With a single on-wrist device, Atlas can track your body on the x, y and z axes. It can for example, tell the difference between push-ups and triangle push-ups, bicep curls and alternating bicep curls and squats versus dead lifts. Atlas logs your workout with almost zero user action and keeps track of your heart rate so you can see how each movement affects your body.
The on-wrist display gives you live feedback on the type, speed and quality of your exercises as you’re working out. You can use that real-time feedback to instantly see your progress and keep track of reps, sets, heart rate and laps swum. You can also see how rest affects each exercise, how quickly your heart recovers, the quality of your form and more.
Atlas raised $637,000 through on Indegogo campaign completed in March 2014. The device has yet to be released.
October 14th update: Mechanical pieces, such as top housing, bottom housing, the side button, the strap, and non-electrical components have been built according to the Atlas website. They are planning to do more testing and verification before working out a distribution timeline.
Angel is the first wearable health sensor designed to be open. One wristband – infinite apps. It’s a wristband that monitors pulse, temperature, activity and blood oxygen level.
Angel is a device designed with developers in mind. Currently most trackers for fitness and health are built for use by a single proprietary app. Angel wants to change that. The company is opening up communication protocols, API/SDK and sensor data streams. Ultimately, this will mean more apps to choose from.
Angel is the only sensor to give developers real-time, raw data access. It uses standard and open Bluetooth Low Energy profiles, so it will work with many popular fitness apps such as: Endomondo, Wahoo Fitness, RunKeeper, Strava, and others.
Angel uses an array of precision sensors to analyze: heart rate, skin temperature, blood oxygen (SpO2) and physical activity (such as calories, steps, sleep and activity modes)

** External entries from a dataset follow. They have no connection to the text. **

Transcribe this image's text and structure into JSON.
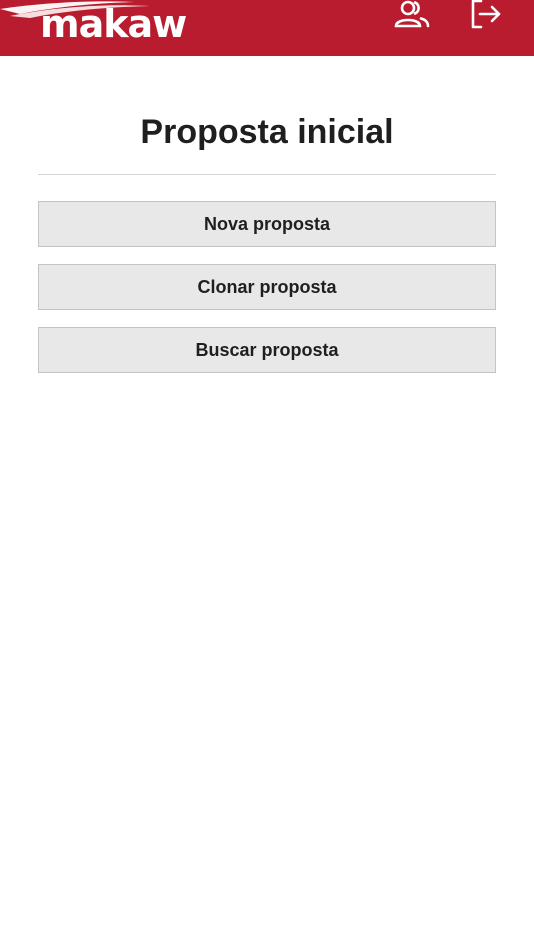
{
  "header": {
    "brand": "makaw",
    "icons": {
      "user": "user-group-icon",
      "logout": "logout-icon"
    },
    "colors": {
      "background": "#b91c2e",
      "foreground": "#ffffff"
    }
  },
  "main": {
    "title": "Proposta inicial",
    "buttons": [
      {
        "label": "Nova proposta"
      },
      {
        "label": "Clonar proposta"
      },
      {
        "label": "Buscar proposta"
      }
    ]
  }
}
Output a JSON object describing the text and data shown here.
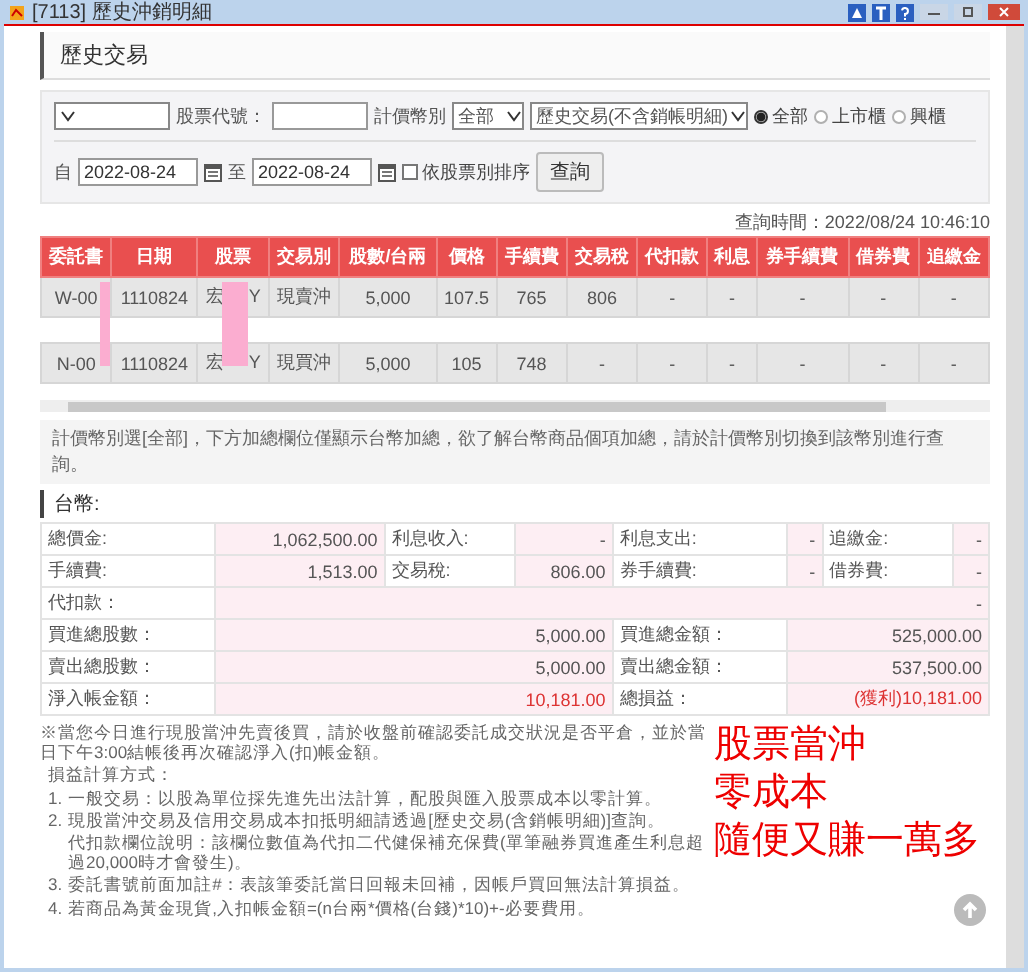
{
  "window": {
    "title": "[7113] 歷史沖銷明細"
  },
  "section_title": "歷史交易",
  "filters": {
    "stock_label": "股票代號：",
    "currency_label": "計價幣別",
    "currency_select": {
      "value": "全部"
    },
    "type_select": {
      "value": "歷史交易(不含銷帳明細)"
    },
    "markets": [
      {
        "label": "全部",
        "selected": true
      },
      {
        "label": "上市櫃",
        "selected": false
      },
      {
        "label": "興櫃",
        "selected": false
      }
    ],
    "from_label": "自",
    "from_date": "2022-08-24",
    "to_label": "至",
    "to_date": "2022-08-24",
    "sort_by_stock": {
      "label": "依股票別排序",
      "checked": false
    },
    "query_button": "查詢"
  },
  "query_time": "查詢時間：2022/08/24 10:46:10",
  "table": {
    "columns": [
      "委託書",
      "日期",
      "股票",
      "交易別",
      "股數/台兩",
      "價格",
      "手續費",
      "交易稅",
      "代扣款",
      "利息",
      "券手續費",
      "借券費",
      "追繳金"
    ],
    "rows": [
      [
        "W-00",
        "1110824",
        "宏 Y",
        "現賣沖",
        "5,000",
        "107.5",
        "765",
        "806",
        "-",
        "-",
        "-",
        "-",
        "-"
      ],
      [
        "N-00",
        "1110824",
        "宏 Y",
        "現買沖",
        "5,000",
        "105",
        "748",
        "-",
        "-",
        "-",
        "-",
        "-",
        "-"
      ]
    ]
  },
  "currency_note": "計價幣別選[全部]，下方加總欄位僅顯示台幣加總，欲了解台幣商品個項加總，請於計價幣別切換到該幣別進行查詢。",
  "summary": {
    "heading": "台幣:",
    "rows": [
      {
        "emphasis": false,
        "cells": [
          {
            "label": "總價金:",
            "value": "1,062,500.00"
          },
          {
            "label": "利息收入:",
            "value": "-"
          },
          {
            "label": "利息支出:",
            "value": "-"
          },
          {
            "label": "追繳金:",
            "value": "-"
          }
        ]
      },
      {
        "emphasis": false,
        "cells": [
          {
            "label": "手續費:",
            "value": "1,513.00"
          },
          {
            "label": "交易稅:",
            "value": "806.00"
          },
          {
            "label": "券手續費:",
            "value": "-"
          },
          {
            "label": "借券費:",
            "value": "-"
          }
        ]
      },
      {
        "emphasis": false,
        "cells": [
          {
            "label": "代扣款：",
            "value": "-"
          }
        ]
      },
      {
        "emphasis": false,
        "cells": [
          {
            "label": "買進總股數：",
            "value": "5,000.00"
          },
          {
            "label": "買進總金額：",
            "value": "525,000.00"
          }
        ]
      },
      {
        "emphasis": false,
        "cells": [
          {
            "label": "賣出總股數：",
            "value": "5,000.00"
          },
          {
            "label": "賣出總金額：",
            "value": "537,500.00"
          }
        ]
      },
      {
        "emphasis": true,
        "cells": [
          {
            "label": "淨入帳金額：",
            "value": "10,181.00"
          },
          {
            "label": "總損益：",
            "value": "(獲利)10,181.00"
          }
        ]
      }
    ]
  },
  "notes": {
    "warning": "※當您今日進行現股當沖先賣後買，請於收盤前確認委託成交狀況是否平倉，並於當日下午3:00結帳後再次確認淨入(扣)帳金額。",
    "heading": "損益計算方式：",
    "items": [
      {
        "number": "1.",
        "text": "一般交易：以股為單位採先進先出法計算，配股與匯入股票成本以零計算。"
      },
      {
        "number": "2.",
        "text": "現股當沖交易及信用交易成本扣抵明細請透過[歷史交易(含銷帳明細)]查詢。",
        "extra": "代扣款欄位說明：該欄位數值為代扣二代健保補充保費(單筆融券買進產生利息超過20,000時才會發生)。"
      },
      {
        "number": "3.",
        "text": "委託書號前面加註#：表該筆委託當日回報未回補，因帳戶買回無法計算損益。"
      },
      {
        "number": "4.",
        "text": "若商品為黃金現貨,入扣帳金額=(n台兩*價格(台錢)*10)+-必要費用。"
      }
    ]
  },
  "handwriting": [
    "股票當沖",
    "零成本",
    "隨便又賺一萬多"
  ]
}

The company successfully raised $334,000 with an Indiegogo campaign that closed in November 2013. The product has not yet been released – but according to their website, they have entered production mode now.
October 14th update: Angel has posted the following message to their website: “The production yield has remained relatively low which means order fulfillment is taking longer than desired. The backorder completion is nearing 20%. On the positive side, we never once stopped the manufacturing process. We are now seeing a small but steady increase in the production rate. We hope this will let us scale up quickly to hundreds of devices a week.”